We used the adegenet package (Jombart 2008, Jombart and Ahmed 2011) and ade4 package (v1.7.15; Dray and Dufour 2007) in R (R Core Team, 2019) to estimate the degree of isolation by distance (IBD) across all sampling localities by implementing a Mantel test between matrices of Nei’s genetic distance (Nei 1972, 1978) and straight-line geographic distance (km) using 10,000 permutations of the data. We used the program Bottleneck (V 1.2.02; Luikart and Cornuet 1999) to test for evidence of recent bottlenecks in each sampling locality. Drastic population reductions, or bottlenecks, are accompanied by similar reductions in allelic frequencies, but this reduction occurs faster than a reduction in population heterozygosity causing a quantifiable deviation from mutation-drift equilibrium (MDE; Luikart and Cornuet 1999). Identifying deviations from MDE, and the subsequent allelic frequency changes, is important for several reasons. First, equilibrium is a required assumption for many population genetic analyses and testing for deviations gives one confidence, or caution, in the interpretation of results (Luikart and Cornuet 1999). Second, as one of the goals of this study is to identify potential areas of conservation concern, looking for evidence of bottlenecks potentially allows us to identify populations with recent reductions of effective population size (Ne) that may be more susceptible to the effects of genetic drift. 

Mitochondrial analyses. Mitochondrial ND2 sequences were analyzed in DnaSP (v 6, Rozas et al. 2003) and 95% confidence interval haplotype networks were made with TCS (v 1.21, Clement et al. 2000).We conducted an analysis of molecular variance (AMOVA) to hierarchically test for population differentiation, with stratification levels set as the full dataset and sampling locations, in our mitochondrial dataset using poppr v2.8.5 (Kamvar et al. 2014). To test for significance, we implemented a randomization test with the ade4 v1.7.15 package using the randtest function in R (R Core Team 2019) with 1000 iterations (Dray and Dufour 2007).
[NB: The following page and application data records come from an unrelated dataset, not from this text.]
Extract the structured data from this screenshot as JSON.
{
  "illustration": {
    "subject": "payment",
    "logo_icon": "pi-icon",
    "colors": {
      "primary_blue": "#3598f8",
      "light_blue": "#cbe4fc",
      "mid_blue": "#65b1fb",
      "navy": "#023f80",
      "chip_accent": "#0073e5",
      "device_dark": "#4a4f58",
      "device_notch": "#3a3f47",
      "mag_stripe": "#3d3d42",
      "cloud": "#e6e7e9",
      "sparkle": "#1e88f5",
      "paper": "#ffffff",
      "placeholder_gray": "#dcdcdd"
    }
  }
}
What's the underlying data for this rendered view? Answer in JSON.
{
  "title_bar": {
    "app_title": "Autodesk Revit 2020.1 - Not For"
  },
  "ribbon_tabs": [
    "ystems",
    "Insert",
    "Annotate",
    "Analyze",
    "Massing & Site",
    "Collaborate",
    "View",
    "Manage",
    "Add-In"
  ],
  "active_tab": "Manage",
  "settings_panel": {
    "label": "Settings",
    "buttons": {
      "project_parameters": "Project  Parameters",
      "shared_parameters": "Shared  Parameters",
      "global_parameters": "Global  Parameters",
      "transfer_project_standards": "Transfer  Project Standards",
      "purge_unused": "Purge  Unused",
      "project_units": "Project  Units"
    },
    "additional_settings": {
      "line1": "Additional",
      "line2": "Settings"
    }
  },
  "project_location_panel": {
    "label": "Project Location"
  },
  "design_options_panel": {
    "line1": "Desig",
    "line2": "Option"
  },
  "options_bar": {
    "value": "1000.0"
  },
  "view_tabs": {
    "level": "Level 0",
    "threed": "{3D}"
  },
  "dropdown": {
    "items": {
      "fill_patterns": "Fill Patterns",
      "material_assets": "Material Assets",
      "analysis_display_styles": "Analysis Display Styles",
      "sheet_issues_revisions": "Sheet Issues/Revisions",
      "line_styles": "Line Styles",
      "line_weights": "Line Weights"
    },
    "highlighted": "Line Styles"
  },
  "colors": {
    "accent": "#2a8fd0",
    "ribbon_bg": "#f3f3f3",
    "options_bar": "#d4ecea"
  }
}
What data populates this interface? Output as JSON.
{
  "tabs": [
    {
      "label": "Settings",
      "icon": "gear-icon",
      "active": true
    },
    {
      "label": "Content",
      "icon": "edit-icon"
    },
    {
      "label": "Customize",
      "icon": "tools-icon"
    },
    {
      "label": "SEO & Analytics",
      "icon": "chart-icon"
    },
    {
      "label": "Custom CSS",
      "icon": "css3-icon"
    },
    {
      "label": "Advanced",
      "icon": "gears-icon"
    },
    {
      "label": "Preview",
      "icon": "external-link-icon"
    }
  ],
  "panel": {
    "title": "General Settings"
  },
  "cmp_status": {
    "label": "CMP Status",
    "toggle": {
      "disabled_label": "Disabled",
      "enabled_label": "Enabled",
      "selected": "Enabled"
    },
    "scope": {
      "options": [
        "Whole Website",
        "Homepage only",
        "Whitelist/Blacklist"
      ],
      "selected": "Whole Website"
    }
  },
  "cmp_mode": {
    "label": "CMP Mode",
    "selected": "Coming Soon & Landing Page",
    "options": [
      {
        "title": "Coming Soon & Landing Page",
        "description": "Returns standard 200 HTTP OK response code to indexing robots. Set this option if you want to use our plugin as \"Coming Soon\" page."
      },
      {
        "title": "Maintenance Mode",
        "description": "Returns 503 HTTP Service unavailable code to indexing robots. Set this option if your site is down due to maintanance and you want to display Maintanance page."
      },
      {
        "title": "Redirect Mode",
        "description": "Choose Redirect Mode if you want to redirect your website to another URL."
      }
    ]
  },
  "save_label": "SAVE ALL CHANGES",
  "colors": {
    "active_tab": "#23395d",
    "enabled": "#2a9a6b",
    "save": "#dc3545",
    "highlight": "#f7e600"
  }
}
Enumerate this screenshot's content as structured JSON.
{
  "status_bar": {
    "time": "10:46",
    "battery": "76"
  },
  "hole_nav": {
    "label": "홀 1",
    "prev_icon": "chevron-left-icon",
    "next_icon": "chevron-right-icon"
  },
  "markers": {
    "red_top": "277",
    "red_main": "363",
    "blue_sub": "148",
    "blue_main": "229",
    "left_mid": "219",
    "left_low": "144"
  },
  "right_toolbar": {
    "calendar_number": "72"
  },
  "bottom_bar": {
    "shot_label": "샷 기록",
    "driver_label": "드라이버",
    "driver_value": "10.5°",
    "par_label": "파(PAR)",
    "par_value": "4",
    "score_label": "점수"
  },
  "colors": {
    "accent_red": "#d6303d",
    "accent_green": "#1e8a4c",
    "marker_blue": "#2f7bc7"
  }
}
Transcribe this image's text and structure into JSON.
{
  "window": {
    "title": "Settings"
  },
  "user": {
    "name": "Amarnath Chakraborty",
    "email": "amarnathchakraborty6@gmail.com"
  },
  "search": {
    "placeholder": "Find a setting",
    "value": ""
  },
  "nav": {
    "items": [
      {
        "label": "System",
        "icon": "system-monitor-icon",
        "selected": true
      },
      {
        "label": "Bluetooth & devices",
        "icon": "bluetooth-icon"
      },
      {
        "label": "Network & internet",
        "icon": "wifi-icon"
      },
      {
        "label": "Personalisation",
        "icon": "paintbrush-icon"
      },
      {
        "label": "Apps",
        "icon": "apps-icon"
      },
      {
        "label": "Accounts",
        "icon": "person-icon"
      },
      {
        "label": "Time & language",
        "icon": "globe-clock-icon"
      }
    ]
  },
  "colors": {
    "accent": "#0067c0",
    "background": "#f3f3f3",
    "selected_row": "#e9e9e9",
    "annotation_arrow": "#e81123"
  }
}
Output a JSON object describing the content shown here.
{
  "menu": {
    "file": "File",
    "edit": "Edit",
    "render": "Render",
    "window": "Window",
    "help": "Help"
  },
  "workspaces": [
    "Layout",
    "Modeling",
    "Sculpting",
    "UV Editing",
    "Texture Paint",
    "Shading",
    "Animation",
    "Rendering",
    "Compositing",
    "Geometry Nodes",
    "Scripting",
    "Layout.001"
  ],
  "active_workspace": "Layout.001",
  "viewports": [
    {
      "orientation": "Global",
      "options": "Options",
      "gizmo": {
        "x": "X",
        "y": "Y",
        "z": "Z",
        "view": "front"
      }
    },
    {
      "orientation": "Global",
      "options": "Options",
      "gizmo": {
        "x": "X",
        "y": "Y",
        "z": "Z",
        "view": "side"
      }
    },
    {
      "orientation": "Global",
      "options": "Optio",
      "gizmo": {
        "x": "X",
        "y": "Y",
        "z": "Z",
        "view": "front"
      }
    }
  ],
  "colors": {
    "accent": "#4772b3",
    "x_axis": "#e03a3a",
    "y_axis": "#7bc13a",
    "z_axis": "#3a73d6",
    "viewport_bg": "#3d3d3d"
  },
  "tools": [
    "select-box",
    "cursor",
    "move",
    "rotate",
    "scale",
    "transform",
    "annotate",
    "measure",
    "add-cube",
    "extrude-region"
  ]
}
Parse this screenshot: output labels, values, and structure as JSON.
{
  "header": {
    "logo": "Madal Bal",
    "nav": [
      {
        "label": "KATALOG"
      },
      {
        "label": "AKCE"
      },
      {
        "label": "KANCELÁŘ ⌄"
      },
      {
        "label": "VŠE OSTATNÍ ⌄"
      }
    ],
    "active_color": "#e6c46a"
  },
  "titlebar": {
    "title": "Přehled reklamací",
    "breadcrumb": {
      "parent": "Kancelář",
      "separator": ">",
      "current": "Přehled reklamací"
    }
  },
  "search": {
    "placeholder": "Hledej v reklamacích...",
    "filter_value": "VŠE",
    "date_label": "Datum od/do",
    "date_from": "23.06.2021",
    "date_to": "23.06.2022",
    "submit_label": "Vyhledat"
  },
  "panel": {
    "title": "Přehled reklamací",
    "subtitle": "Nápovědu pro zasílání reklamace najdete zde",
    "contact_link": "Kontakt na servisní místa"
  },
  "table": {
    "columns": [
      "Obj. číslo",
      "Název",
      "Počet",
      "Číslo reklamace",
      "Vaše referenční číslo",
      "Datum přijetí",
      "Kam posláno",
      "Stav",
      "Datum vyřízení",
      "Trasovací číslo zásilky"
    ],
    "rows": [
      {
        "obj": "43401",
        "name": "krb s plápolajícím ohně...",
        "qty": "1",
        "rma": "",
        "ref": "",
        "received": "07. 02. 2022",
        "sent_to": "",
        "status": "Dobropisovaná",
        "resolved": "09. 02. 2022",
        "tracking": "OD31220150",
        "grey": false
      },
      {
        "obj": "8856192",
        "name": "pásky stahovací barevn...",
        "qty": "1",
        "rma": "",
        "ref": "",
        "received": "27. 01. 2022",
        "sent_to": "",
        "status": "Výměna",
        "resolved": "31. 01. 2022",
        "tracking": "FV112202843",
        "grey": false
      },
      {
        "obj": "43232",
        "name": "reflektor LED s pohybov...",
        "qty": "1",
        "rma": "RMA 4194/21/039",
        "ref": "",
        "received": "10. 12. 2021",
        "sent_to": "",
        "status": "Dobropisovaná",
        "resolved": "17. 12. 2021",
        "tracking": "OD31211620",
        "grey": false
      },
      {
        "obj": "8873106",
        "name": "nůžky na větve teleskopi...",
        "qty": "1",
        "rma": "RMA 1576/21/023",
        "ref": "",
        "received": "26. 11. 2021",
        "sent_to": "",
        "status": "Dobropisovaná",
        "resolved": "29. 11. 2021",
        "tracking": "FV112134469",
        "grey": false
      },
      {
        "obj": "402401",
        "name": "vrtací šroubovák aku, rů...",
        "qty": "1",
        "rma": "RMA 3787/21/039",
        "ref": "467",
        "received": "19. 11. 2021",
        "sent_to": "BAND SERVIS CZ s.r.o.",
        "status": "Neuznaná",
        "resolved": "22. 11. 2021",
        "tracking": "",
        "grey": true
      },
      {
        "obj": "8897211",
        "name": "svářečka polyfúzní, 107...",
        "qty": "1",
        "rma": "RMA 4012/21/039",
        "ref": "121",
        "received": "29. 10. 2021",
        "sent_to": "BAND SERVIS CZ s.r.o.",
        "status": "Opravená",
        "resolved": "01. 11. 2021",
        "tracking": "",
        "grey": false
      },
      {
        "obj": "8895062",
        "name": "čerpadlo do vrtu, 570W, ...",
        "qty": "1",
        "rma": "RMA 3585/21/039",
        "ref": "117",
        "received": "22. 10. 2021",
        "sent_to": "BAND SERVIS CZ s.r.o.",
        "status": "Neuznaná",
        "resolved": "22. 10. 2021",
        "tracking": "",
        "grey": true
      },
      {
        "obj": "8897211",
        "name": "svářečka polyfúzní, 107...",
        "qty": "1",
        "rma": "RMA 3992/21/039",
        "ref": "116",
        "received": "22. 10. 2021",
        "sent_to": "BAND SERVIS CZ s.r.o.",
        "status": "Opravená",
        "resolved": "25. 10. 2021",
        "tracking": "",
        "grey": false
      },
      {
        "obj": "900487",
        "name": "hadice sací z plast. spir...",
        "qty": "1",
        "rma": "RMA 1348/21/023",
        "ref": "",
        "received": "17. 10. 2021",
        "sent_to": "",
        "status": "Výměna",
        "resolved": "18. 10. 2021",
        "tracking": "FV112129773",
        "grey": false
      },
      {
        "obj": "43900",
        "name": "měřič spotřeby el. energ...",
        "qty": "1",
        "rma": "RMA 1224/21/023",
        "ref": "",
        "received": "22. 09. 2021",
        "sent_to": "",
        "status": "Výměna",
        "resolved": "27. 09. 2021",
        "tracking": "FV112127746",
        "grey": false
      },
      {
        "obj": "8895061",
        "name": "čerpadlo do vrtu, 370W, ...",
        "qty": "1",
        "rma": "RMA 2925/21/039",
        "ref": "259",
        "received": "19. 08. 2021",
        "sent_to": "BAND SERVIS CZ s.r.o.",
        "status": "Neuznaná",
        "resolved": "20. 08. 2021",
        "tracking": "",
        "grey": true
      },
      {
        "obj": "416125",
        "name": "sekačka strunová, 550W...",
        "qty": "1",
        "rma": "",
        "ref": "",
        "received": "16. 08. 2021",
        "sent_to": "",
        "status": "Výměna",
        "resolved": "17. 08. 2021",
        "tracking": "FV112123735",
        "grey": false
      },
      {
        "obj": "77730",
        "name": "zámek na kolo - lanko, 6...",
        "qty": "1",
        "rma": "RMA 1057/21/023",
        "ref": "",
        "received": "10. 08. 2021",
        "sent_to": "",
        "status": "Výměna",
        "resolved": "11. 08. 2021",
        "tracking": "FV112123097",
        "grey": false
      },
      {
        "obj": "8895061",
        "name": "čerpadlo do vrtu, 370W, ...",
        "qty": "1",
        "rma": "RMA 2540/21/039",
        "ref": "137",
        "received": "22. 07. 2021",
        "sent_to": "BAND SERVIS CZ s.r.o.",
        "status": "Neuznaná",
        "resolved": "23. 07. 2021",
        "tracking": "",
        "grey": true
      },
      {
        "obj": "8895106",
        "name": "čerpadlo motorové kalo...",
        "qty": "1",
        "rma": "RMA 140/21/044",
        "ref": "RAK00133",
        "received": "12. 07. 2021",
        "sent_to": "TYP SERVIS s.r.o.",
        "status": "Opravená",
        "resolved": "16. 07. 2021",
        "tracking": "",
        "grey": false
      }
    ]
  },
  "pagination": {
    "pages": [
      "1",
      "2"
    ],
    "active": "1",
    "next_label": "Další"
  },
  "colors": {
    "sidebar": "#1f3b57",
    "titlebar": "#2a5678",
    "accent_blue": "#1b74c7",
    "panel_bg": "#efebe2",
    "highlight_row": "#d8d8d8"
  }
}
Funding

Southeastern Association of Fish and Wildlife Agencies (SEAFWA), Award: 2016-01

Southeastern Association of Fish and Wildlife Agencies (SEAFWA), Award: 2016-01